### EXERCISE OBJECTIVE
Filter task. Return each line of the material that holds the string "Majority".

◆ ◆ ◆ ◆

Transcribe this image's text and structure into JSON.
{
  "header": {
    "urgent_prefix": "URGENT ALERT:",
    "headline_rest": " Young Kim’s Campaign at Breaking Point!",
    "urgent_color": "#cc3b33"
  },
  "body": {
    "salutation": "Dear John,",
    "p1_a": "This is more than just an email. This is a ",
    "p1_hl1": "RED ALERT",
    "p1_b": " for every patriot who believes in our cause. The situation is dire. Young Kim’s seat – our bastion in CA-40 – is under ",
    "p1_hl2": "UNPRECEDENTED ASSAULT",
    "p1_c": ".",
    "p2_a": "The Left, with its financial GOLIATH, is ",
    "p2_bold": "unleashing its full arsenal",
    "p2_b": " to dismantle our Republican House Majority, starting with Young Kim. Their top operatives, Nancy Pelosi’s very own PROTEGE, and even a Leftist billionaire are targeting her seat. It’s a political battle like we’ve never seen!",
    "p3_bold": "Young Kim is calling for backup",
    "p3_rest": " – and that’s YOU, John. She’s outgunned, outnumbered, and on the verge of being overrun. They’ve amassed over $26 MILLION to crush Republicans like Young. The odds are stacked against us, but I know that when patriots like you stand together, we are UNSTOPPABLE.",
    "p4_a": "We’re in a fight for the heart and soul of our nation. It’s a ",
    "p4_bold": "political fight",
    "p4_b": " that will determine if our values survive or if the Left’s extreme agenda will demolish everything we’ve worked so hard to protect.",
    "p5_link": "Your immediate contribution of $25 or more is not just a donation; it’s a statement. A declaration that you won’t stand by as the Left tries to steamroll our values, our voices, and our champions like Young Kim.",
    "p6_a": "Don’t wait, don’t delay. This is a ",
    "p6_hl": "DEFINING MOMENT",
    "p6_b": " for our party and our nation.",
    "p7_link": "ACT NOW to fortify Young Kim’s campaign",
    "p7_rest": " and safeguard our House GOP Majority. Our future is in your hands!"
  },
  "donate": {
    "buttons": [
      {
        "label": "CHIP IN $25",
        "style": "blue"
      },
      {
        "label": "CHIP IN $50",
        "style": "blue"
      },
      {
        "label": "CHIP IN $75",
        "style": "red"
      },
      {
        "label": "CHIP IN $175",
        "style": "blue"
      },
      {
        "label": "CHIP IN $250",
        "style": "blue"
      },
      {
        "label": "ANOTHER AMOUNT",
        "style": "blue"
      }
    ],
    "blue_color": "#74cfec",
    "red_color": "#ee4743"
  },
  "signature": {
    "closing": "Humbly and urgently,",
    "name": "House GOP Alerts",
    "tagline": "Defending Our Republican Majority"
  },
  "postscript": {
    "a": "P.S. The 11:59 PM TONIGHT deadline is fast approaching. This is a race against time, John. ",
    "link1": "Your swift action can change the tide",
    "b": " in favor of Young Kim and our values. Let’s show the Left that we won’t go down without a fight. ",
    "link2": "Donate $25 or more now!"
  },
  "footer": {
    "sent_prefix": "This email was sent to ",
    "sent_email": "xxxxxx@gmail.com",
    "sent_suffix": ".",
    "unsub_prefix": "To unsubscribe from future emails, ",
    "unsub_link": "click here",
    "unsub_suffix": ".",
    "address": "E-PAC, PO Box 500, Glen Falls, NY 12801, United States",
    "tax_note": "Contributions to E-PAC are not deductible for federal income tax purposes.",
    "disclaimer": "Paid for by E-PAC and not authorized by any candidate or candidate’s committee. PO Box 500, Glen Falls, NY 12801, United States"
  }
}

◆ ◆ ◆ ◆

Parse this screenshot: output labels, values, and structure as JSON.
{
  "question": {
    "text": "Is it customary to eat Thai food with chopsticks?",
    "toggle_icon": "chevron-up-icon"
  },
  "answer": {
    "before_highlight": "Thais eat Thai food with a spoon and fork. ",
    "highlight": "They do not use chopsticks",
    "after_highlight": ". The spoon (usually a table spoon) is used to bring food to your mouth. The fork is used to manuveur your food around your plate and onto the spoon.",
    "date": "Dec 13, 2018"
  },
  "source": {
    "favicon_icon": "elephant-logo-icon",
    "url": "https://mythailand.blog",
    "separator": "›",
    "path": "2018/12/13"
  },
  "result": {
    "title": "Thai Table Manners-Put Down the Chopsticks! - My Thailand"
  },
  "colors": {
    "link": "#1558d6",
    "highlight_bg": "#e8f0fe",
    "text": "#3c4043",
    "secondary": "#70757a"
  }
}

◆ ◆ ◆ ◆

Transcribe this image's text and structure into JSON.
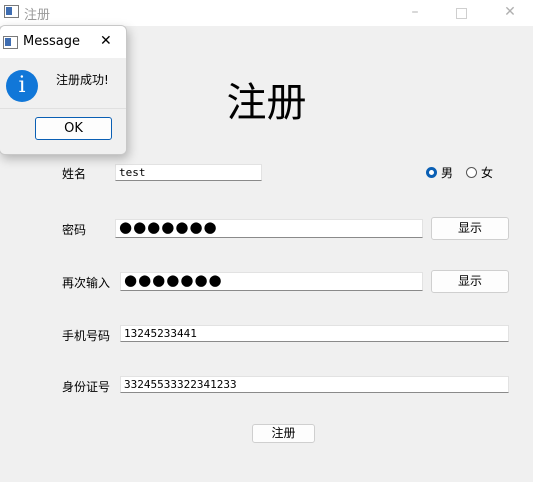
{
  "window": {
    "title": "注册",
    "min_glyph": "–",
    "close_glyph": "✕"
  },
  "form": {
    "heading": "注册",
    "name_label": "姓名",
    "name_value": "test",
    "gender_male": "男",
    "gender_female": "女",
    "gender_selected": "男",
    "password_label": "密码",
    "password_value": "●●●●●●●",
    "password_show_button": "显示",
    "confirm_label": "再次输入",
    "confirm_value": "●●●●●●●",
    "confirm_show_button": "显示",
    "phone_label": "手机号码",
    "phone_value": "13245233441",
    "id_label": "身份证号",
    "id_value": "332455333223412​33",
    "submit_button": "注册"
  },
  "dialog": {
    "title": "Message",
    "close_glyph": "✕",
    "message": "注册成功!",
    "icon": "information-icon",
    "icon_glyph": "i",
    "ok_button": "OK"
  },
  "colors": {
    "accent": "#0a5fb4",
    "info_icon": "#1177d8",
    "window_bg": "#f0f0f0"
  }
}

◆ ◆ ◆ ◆

### RESPONSE TO THE EXERCISE
    "p2_b": " to dismantle our Republican House Majority, starting with Young Kim. Their top operatives, Nancy Pelosi’s very own PROTEGE, and even a Leftist billionaire are targeting her seat. It’s a political battle like we’ve never seen!",
    "p7_rest": " and safeguard our House GOP Majority. Our future is in your hands!"
    "tagline": "Defending Our Republican Majority"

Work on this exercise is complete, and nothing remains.